SALT LAKE CITY — About 90,000 Salt Lake County residents won't end up seeing a new charge on their property tax bills next year.
But that doesn't mean it won't come later.
The Greater Salt Lake Municipal Services District — the new agency formed in 2015 to provide services to Salt Lake County's metro townships and unincorporated areas — decided last week against starting to collect property taxes to help fund a backlog of road repairs and maintenance.
At least not yet.
Faced with pushback from some local leaders and residents concerned about a mounting list of tax hikes, the board of trustees voted to delay possible implementation of the new property tax charge until 2020 — but the service district's board members were clear it wasn't a question of whether the tax hike would happen, but when.
"Eventually, we're going to have to do it," said Kearns Metro Township Mayor Kelly Bush, a member of the service district's board of trustees. "But I don't think this year is the time to do it."
During last week's meeting, Bush argued against approving a 2019 tentative budget with the proposed tax hike, and instead lobbied for more community engagement and education before considering it again for 2020.
"I think people are absolutely overwhelmed with what taxes are coming at them," Bush said, referencing tax hikes from property value increases. "I think they've been hit hard."
She noted elderly residents on fixed incomes have been feeling especially "panicky."
"Maybe we could approach this differently and relook at it next year," Bush said.
Also not off the table next year is a new stormwater fee estimated to be about $8 a month — a fee that's up to the metro townships' officials and the Salt Lake County Council to decide whether to levy.
If approved, the property tax hike would give certain Salt Lake County residents — those living in metro townships and in unincorporated county areas — a brand-new property tax bill, on top of taxes already paid, estimated to be about $193 a year for a home with a taxable value of $272,000, according to the service district's estimates.
Last week, the service district's board made a slew of cuts to the 2019 budget to make up for the estimated $3 million of revenue the tax hike would have raked in. The board shifted $2.8 million previously allocated to the district's capital improvement budget, either from unused funds or previously canceled projects.
The board also slimmed down a $19.3 million request from the district's public works department to about $14.8 million — still about double the department's previous year's budget.
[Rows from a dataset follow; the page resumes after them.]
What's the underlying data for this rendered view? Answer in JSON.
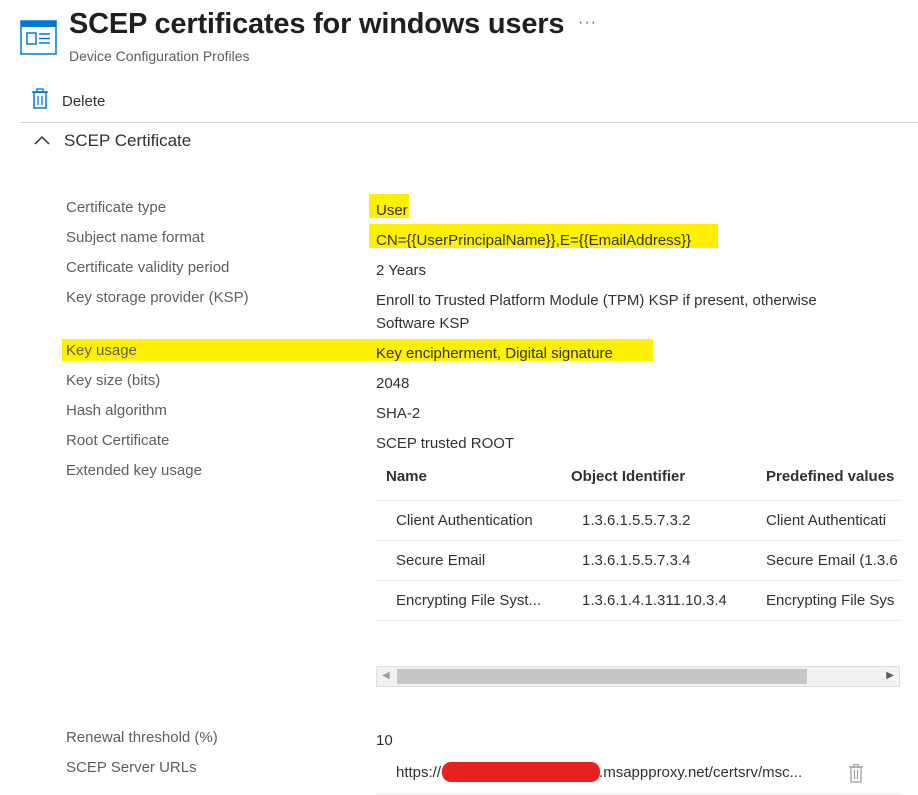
{
  "header": {
    "title": "SCEP certificates for windows users",
    "subtitle": "Device Configuration Profiles",
    "more_label": "···",
    "icon": "profile-icon"
  },
  "toolbar": {
    "delete_label": "Delete",
    "icon": "trash-icon"
  },
  "section": {
    "title": "SCEP Certificate",
    "icon": "chevron-up-icon"
  },
  "properties": [
    {
      "label": "Certificate type",
      "value": "User"
    },
    {
      "label": "Subject name format",
      "value": "CN={{UserPrincipalName}},E={{EmailAddress}}"
    },
    {
      "label": "Certificate validity period",
      "value": "2 Years"
    },
    {
      "label": "Key storage provider (KSP)",
      "value": "Enroll to Trusted Platform Module (TPM) KSP if present, otherwise",
      "value2": "Software KSP"
    },
    {
      "label": "Key usage",
      "value": "Key encipherment, Digital signature"
    },
    {
      "label": "Key size (bits)",
      "value": "2048"
    },
    {
      "label": "Hash algorithm",
      "value": "SHA-2"
    },
    {
      "label": "Root Certificate",
      "value": "SCEP trusted ROOT"
    },
    {
      "label": "Extended key usage"
    }
  ],
  "eku_table": {
    "columns": [
      "Name",
      "Object Identifier",
      "Predefined values"
    ],
    "rows": [
      [
        "Client Authentication",
        "1.3.6.1.5.5.7.3.2",
        "Client Authenticati"
      ],
      [
        "Secure Email",
        "1.3.6.1.5.5.7.3.4",
        "Secure Email (1.3.6"
      ],
      [
        "Encrypting File Syst...",
        "1.3.6.1.4.1.311.10.3.4",
        "Encrypting File Sys"
      ]
    ]
  },
  "renewal": {
    "label": "Renewal threshold (%)",
    "value": "10"
  },
  "scep_urls": {
    "label": "SCEP Server URLs",
    "prefix": "https://",
    "suffix": ".msappproxy.net/certsrv/msc..."
  },
  "colors": {
    "highlight": "#fff000",
    "redaction": "#e82020",
    "accent": "#0078d4"
  }
}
However, the board approved additional money in an effort to start funding needed infrastructure projects.
Additionally, the tentative budget the board adopted also contemplates the property tax hike — as well as the stormwater fee — will pass and start bringing in revenue in 2020.
But even then, the municipal service district will be functioning on a budget with a downward slope.7 comments on this story
That's because even if both the property tax hike and the stormwater fee are approved, the service district is still projected to balance its budget by pulling revenue out of its rainy day fund over the next five years.
"We're structurally out of balance," said Bart Barker, the district's general manager, on Monday, adding that the district will be "hard pressed" to continue on the same trajectory beyond those five years.
"That means some decisions need to be made down the road," Barker added, noting that the district may need to also look into implementing a utility tax. "But that's for a future discussion."